BY LINDA ORRISON
Marketing director of The Shed BBQ & Blues Joint and president-elect of the The National BBQ Association
Looking back on my life, I cannot even begin to list the multitude of friends, successes and failures that I am truly thankful for.
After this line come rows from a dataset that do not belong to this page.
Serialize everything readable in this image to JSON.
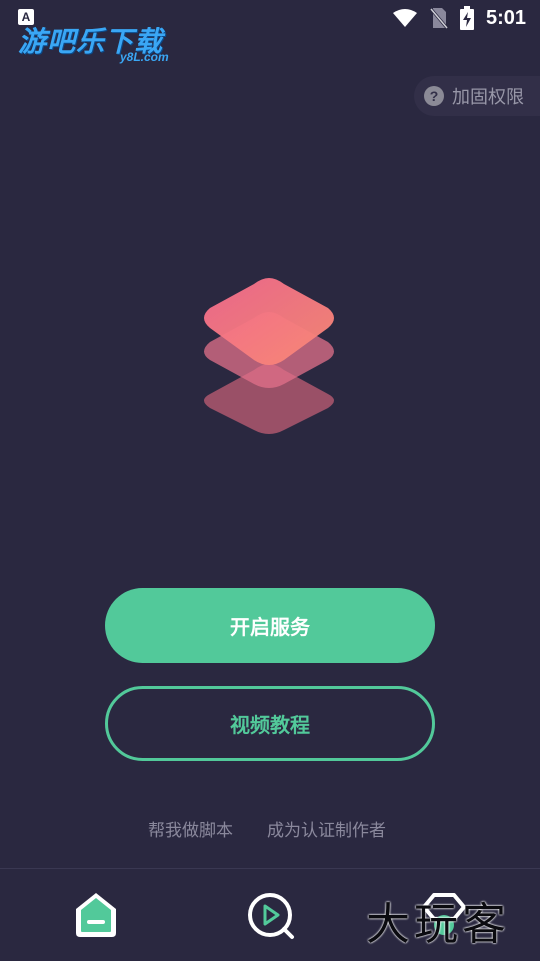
{
  "status_bar": {
    "notification_icon": "A",
    "time": "5:01",
    "icons": [
      "wifi-icon",
      "no-sim-icon",
      "battery-charging-icon"
    ]
  },
  "watermark": {
    "brand_main": "游吧乐下载",
    "brand_sub": "y8L.com",
    "corner_text": "大玩客"
  },
  "permission_button": {
    "icon": "help-icon",
    "label": "加固权限"
  },
  "hero": {
    "icon": "stacked-layers-icon",
    "colors": {
      "top": "#f7707e",
      "mid": "#e2708a",
      "bottom": "#a6546c"
    }
  },
  "actions": {
    "start_label": "开启服务",
    "video_label": "视频教程"
  },
  "links": {
    "script_label": "帮我做脚本",
    "author_label": "成为认证制作者"
  },
  "bottom_nav": {
    "items": [
      {
        "icon": "home-icon",
        "active": true
      },
      {
        "icon": "video-play-icon",
        "active": false
      },
      {
        "icon": "profile-icon",
        "active": false
      }
    ]
  },
  "colors": {
    "background": "#2a2840",
    "accent": "#52c99a",
    "muted_text": "#8a889c"
  }
}
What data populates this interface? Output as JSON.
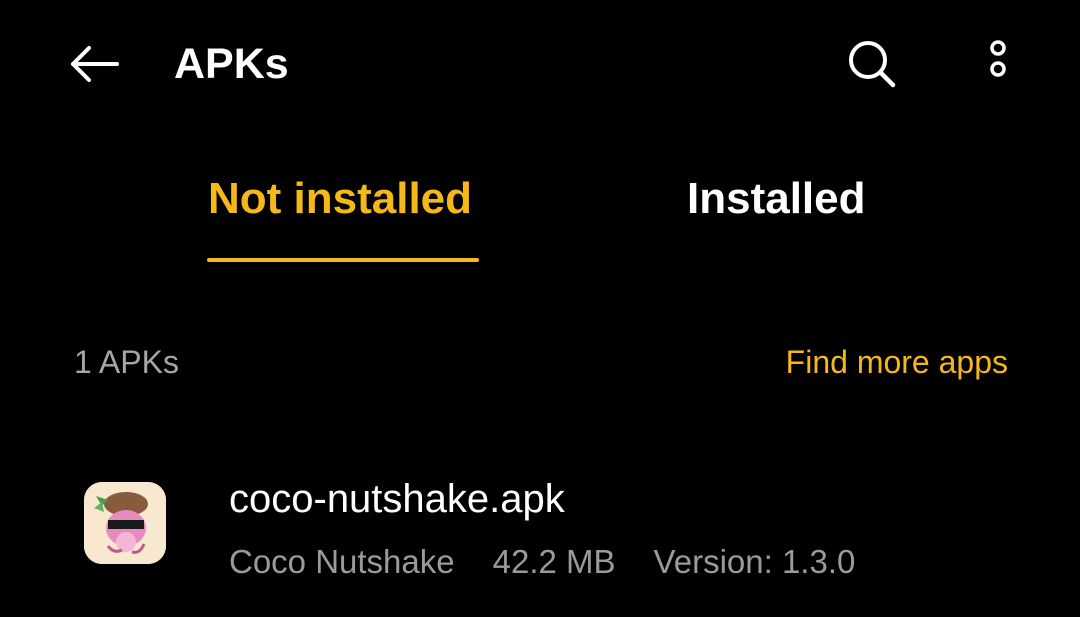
{
  "header": {
    "title": "APKs",
    "back_icon": "arrow-left-icon",
    "search_icon": "search-icon",
    "more_icon": "more-vertical-icon"
  },
  "tabs": [
    {
      "label": "Not installed",
      "selected": true
    },
    {
      "label": "Installed",
      "selected": false
    }
  ],
  "list_header": {
    "count_label": "1 APKs",
    "find_more_label": "Find more apps"
  },
  "apks": [
    {
      "file_name": "coco-nutshake.apk",
      "app_name": "Coco Nutshake",
      "size": "42.2 MB",
      "version": "Version: 1.3.0",
      "icon": "coco-nutshake-app-icon"
    }
  ],
  "colors": {
    "background": "#000000",
    "accent": "#f5b818",
    "text_primary": "#ffffff",
    "text_secondary": "#9a9a9a"
  }
}
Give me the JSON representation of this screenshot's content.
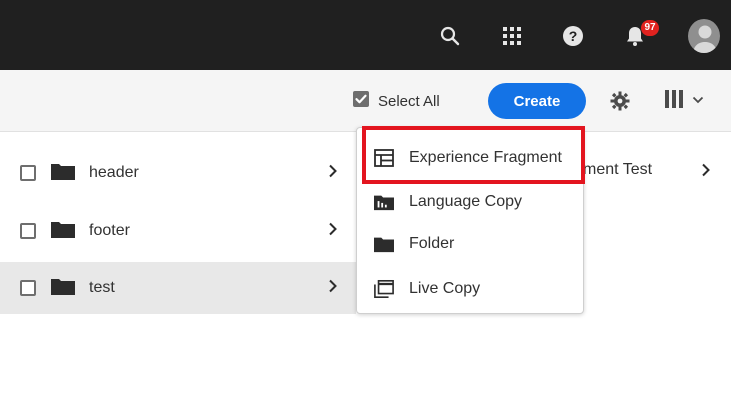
{
  "shell": {
    "icons": [
      "search-icon",
      "apps-grid-icon",
      "help-icon",
      "notifications-bell-icon",
      "user-avatar"
    ],
    "notification_count": "97",
    "background": "#202020",
    "badge_color": "#e0221f"
  },
  "actionbar": {
    "select_all_label": "Select All",
    "create_label": "Create",
    "accent": "#1473e6"
  },
  "rows": [
    {
      "label": "header",
      "selected": false
    },
    {
      "label": "footer",
      "selected": false
    },
    {
      "label": "test",
      "selected": true
    }
  ],
  "right_column": {
    "label_fragment": "ment Test"
  },
  "create_menu": {
    "items": [
      {
        "label": "Experience Fragment",
        "icon": "experience-fragment-icon"
      },
      {
        "label": "Language Copy",
        "icon": "language-copy-icon"
      },
      {
        "label": "Folder",
        "icon": "folder-icon"
      },
      {
        "label": "Live Copy",
        "icon": "live-copy-icon"
      }
    ],
    "highlight_color": "#e3151f"
  }
}
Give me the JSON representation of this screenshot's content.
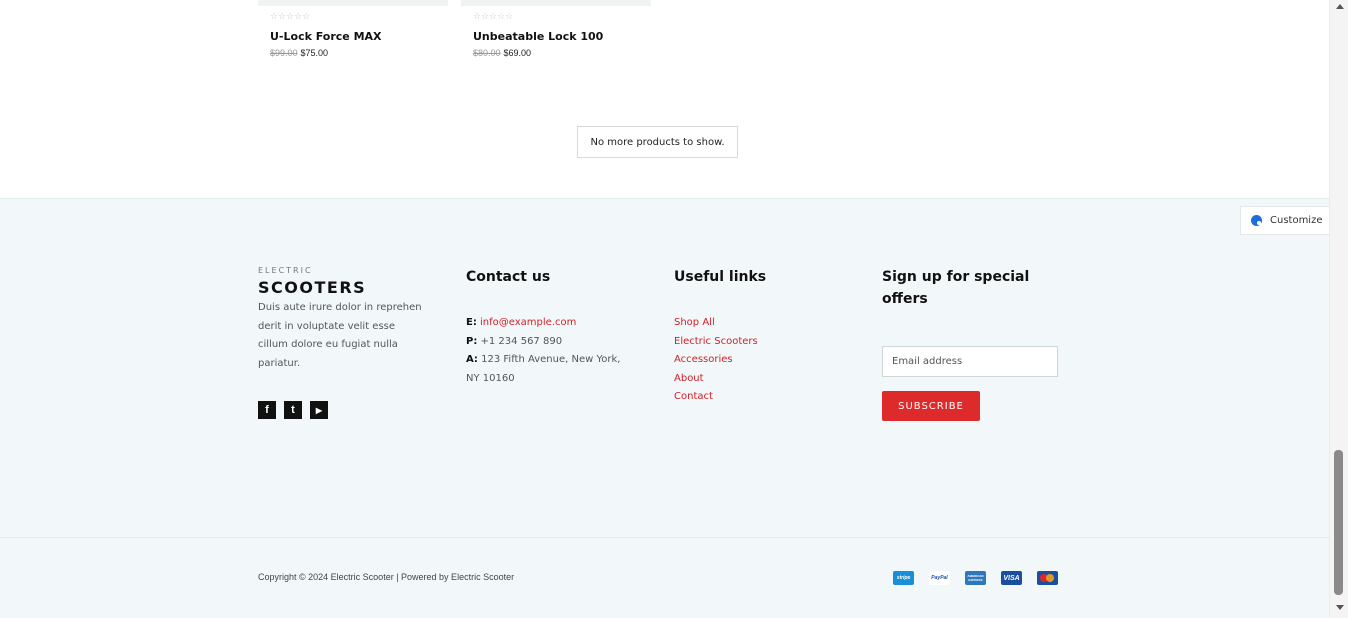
{
  "products": [
    {
      "stars": "☆☆☆☆☆",
      "name": "U-Lock Force MAX",
      "old_price": "$99.00",
      "new_price": "$75.00"
    },
    {
      "stars": "☆☆☆☆☆",
      "name": "Unbeatable Lock 100",
      "old_price": "$80.00",
      "new_price": "$69.00"
    }
  ],
  "no_more": "No more products to show.",
  "customize": "Customize",
  "brand": {
    "small": "ELECTRIC",
    "big": "SCOOTERS",
    "about": "Duis aute irure dolor in reprehen derit in voluptate velit esse cillum dolore eu fugiat nulla pariatur."
  },
  "socials": {
    "facebook": "f",
    "twitter": "t",
    "youtube": "▶"
  },
  "contact": {
    "title": "Contact us",
    "email_label": "E:",
    "email": "info@example.com",
    "phone_label": "P:",
    "phone": "+1 234 567 890",
    "address_label": "A:",
    "address": "123 Fifth Avenue, New York, NY 10160"
  },
  "useful_links": {
    "title": "Useful links",
    "items": [
      "Shop All",
      "Electric Scooters",
      "Accessories",
      "About",
      "Contact"
    ]
  },
  "signup": {
    "title": "Sign up for special offers",
    "placeholder": "Email address",
    "button": "SUBSCRIBE"
  },
  "copyright": "Copyright © 2024 Electric Scooter | Powered by Electric Scooter",
  "payments": [
    "stripe",
    "PayPal",
    "AMERICAN EXPRESS",
    "VISA",
    "mastercard"
  ],
  "colors": {
    "accent": "#dd2b2b",
    "link": "#d4202a",
    "footer_bg": "#f2f8f9"
  }
}
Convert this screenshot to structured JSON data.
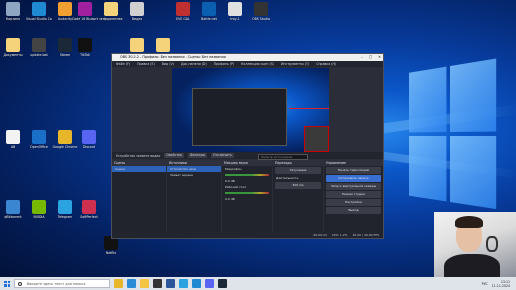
{
  "desktop_icons": [
    {
      "label": "Корзина",
      "color": "#8fa6c2"
    },
    {
      "label": "Visual Studio Code",
      "color": "#1f8ad2"
    },
    {
      "label": "Audacity",
      "color": "#f0a030"
    },
    {
      "label": "Code 16 Blueprints",
      "color": "#a020a0"
    },
    {
      "label": "информатика",
      "color": "#f4d37b"
    },
    {
      "label": "Видео",
      "color": "#d0d0d0"
    },
    {
      "label": "EVE GAL",
      "color": "#c03030"
    },
    {
      "label": "Battle.net",
      "color": "#0a5fb0"
    },
    {
      "label": "tray-1",
      "color": "#e0e0e0"
    },
    {
      "label": "OBS Studio",
      "color": "#333"
    },
    {
      "label": "Документы",
      "color": "#f4d37b"
    },
    {
      "label": "update.bat",
      "color": "#444"
    },
    {
      "label": "Steam",
      "color": "#1b2838"
    },
    {
      "label": "TikTok",
      "color": "#111"
    },
    {
      "label": "Файлы Дарио",
      "color": "#f4d37b"
    },
    {
      "label": "Папка",
      "color": "#f4d37b"
    },
    {
      "label": "AB",
      "color": "#f3f3f3"
    },
    {
      "label": "OpenOffice",
      "color": "#1a70c8"
    },
    {
      "label": "Google Chrome",
      "color": "#e8b62a"
    },
    {
      "label": "Discord",
      "color": "#5865f2"
    },
    {
      "label": "qBittorrent",
      "color": "#3a86d0"
    },
    {
      "label": "NVIDIA",
      "color": "#76b900"
    },
    {
      "label": "Telegram",
      "color": "#2aa3e0"
    },
    {
      "label": "SoftPerfect",
      "color": "#d03050"
    },
    {
      "label": "Netflix",
      "color": "#111"
    }
  ],
  "obs": {
    "title": "OBS 30.2.2 - Профиль: Без названия - Сцены: Без названия",
    "menu": [
      "Файл (F)",
      "Правка (E)",
      "Вид (V)",
      "Док-панели (D)",
      "Профиль (P)",
      "Коллекция сцен (S)",
      "Инструменты (T)",
      "Справка (H)"
    ],
    "toolbar": [
      "Устройство захвата видео",
      "Свойства",
      "Фильтры",
      "Отключить"
    ],
    "filter_placeholder": "Фильтр источников",
    "scenes_title": "Сцены",
    "scenes": [
      "Сцена"
    ],
    "sources_title": "Источники",
    "sources": [
      "Устройство захв",
      "Захват экрана"
    ],
    "mixer_title": "Микшер звука",
    "mixer": [
      {
        "name": "Микрофон",
        "level": "0.0 dB"
      },
      {
        "name": "Рабочий стол",
        "level": "0.0 dB"
      }
    ],
    "transitions_title": "Переходы",
    "transition": "Затухание",
    "duration_label": "Длительность",
    "duration_value": "300 ms",
    "controls_title": "Управление",
    "controls": [
      "Начать трансляцию",
      "Остановить запись",
      "Запуск виртуальной камеры",
      "Режим студии",
      "Настройки",
      "Выход"
    ],
    "status": {
      "rec": "00:00:13",
      "cpu": "CPU: 1.2%",
      "fps": "30.00 / 30.00 FPS"
    }
  },
  "taskbar": {
    "search_placeholder": "Введите здесь текст для поиска",
    "apps": [
      {
        "name": "chrome",
        "color": "#e8b62a"
      },
      {
        "name": "edge",
        "color": "#2a8bd6"
      },
      {
        "name": "explorer",
        "color": "#f4c542"
      },
      {
        "name": "obs",
        "color": "#333"
      },
      {
        "name": "word",
        "color": "#2b579a"
      },
      {
        "name": "telegram",
        "color": "#2aa3e0"
      },
      {
        "name": "vscode",
        "color": "#1f8ad2"
      },
      {
        "name": "discord",
        "color": "#5865f2"
      },
      {
        "name": "steam",
        "color": "#1b2838"
      }
    ],
    "lang": "РУС",
    "time": "13:11",
    "date": "11.11.2024"
  }
}
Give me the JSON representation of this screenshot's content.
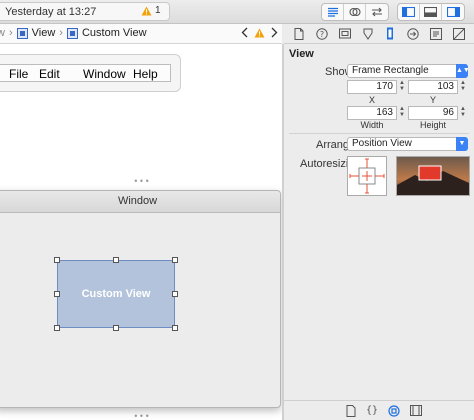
{
  "toolbar": {
    "status": "Yesterday at 13:27",
    "warning_count": "1"
  },
  "jumpbar": {
    "crumb_view": "View",
    "crumb_custom_view": "Custom View"
  },
  "menubar": {
    "items": [
      "File",
      "Edit",
      "Window",
      "Help"
    ]
  },
  "canvas": {
    "window_title": "Window",
    "custom_view_label": "Custom View"
  },
  "inspector": {
    "section_title": "View",
    "show_label": "Show",
    "show_value": "Frame Rectangle",
    "x_value": "170",
    "y_value": "103",
    "x_label": "X",
    "y_label": "Y",
    "width_value": "163",
    "height_value": "96",
    "width_label": "Width",
    "height_label": "Height",
    "arrange_label": "Arrange",
    "arrange_value": "Position View",
    "autoresizing_label": "Autoresizing"
  },
  "colors": {
    "accent": "#1e6fe0",
    "custom_view_fill": "#b4c3dc",
    "autoresize_red": "#e8513a",
    "warning": "#f0a30a"
  }
}
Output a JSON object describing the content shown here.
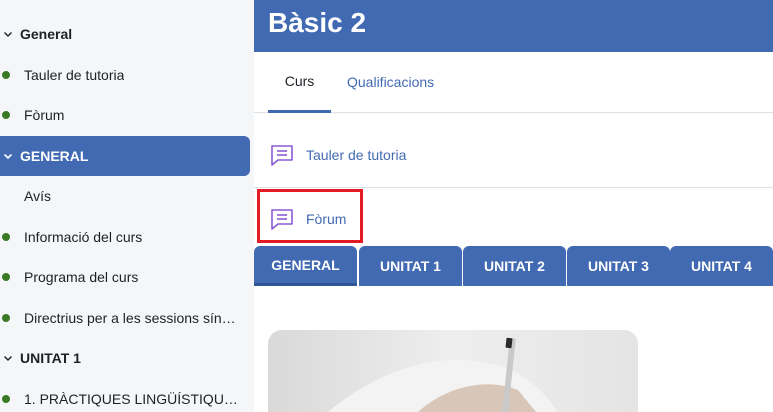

I do believe that my most important life lesson that God has patiently taught me along my journey is the one I am the most thankful for and has most influenced my life today. I’ve named this life’s lesson the “don’t sweat the spilt coffee.” It goes like this: You get up facing one of the most important meetings of the year. You put on your most appropriate outfit and grab that last cup of coffee for the road. One block from your home, just as you go for that swig of coffee energy, a cat runs out in front of your car. Of course, you slam on the brakes and there goes the coffee all the way down the front of your outfit. Day’s ruined!!! Got to go back, change and that will take an extra 20 minutes. Well whoop-dee-do! Now you’re going to be late. Bad, bad day ahead. Getting back in the car, needing an attitude adjustment just to get you through the meeting, you pass a horrible multi-car accident that appears to have happened 15 or 20 minutes ago. Wonder why you had to deal with spilt coffee? Now you know.
I have learned over the years that all things happen for good. No matter how bad or irritating they may be, I can count on that, I can take it to the bank. This knowledge gives me peace and great comfort, for that I am thankful.
I share this coffee story when appropriate. The most magical time was recently on a small plane coming from Houston to Gulfport. The Houston airport was packed with irritated, tired folks because several severe lines of storms had completely shut it and several other airports down for over 24 hours.
As we Gulf Coast folks gathered at our gate, it was announced that our flight was delayed possibly for hours. People were pretty much fit to be tied by this point.
Most of us, as Coast folk do, gathered together in the restaurant and took the opportunity to become friends. While there, I took a look at the radar and saw where we would have flown if we had gone out on time. We would be head-first into a massive storm stretching from New Orleans to Gulfport.
Two hours later we all climbed on board and headed back home. My seat was in the very back. There was a family with a teenage son sitting all around me. This was the son’s first flight, and white-knuckled doesn’t even begin to describe his fear. I told them all the split coffee story and how thankful I was that we had the delay. I could tell that he understood what I said and a peace came over him. I sat back and silently said, “God don’t let me down now!”
As we approached Gulfport, there were severe thunderstorms on both sides of our little tiny plane. Needless to say, we glided in between them on angel’s wings.
Being thankful in advance of situations that we don’t like nor understand is a great blessing. Thank you, God.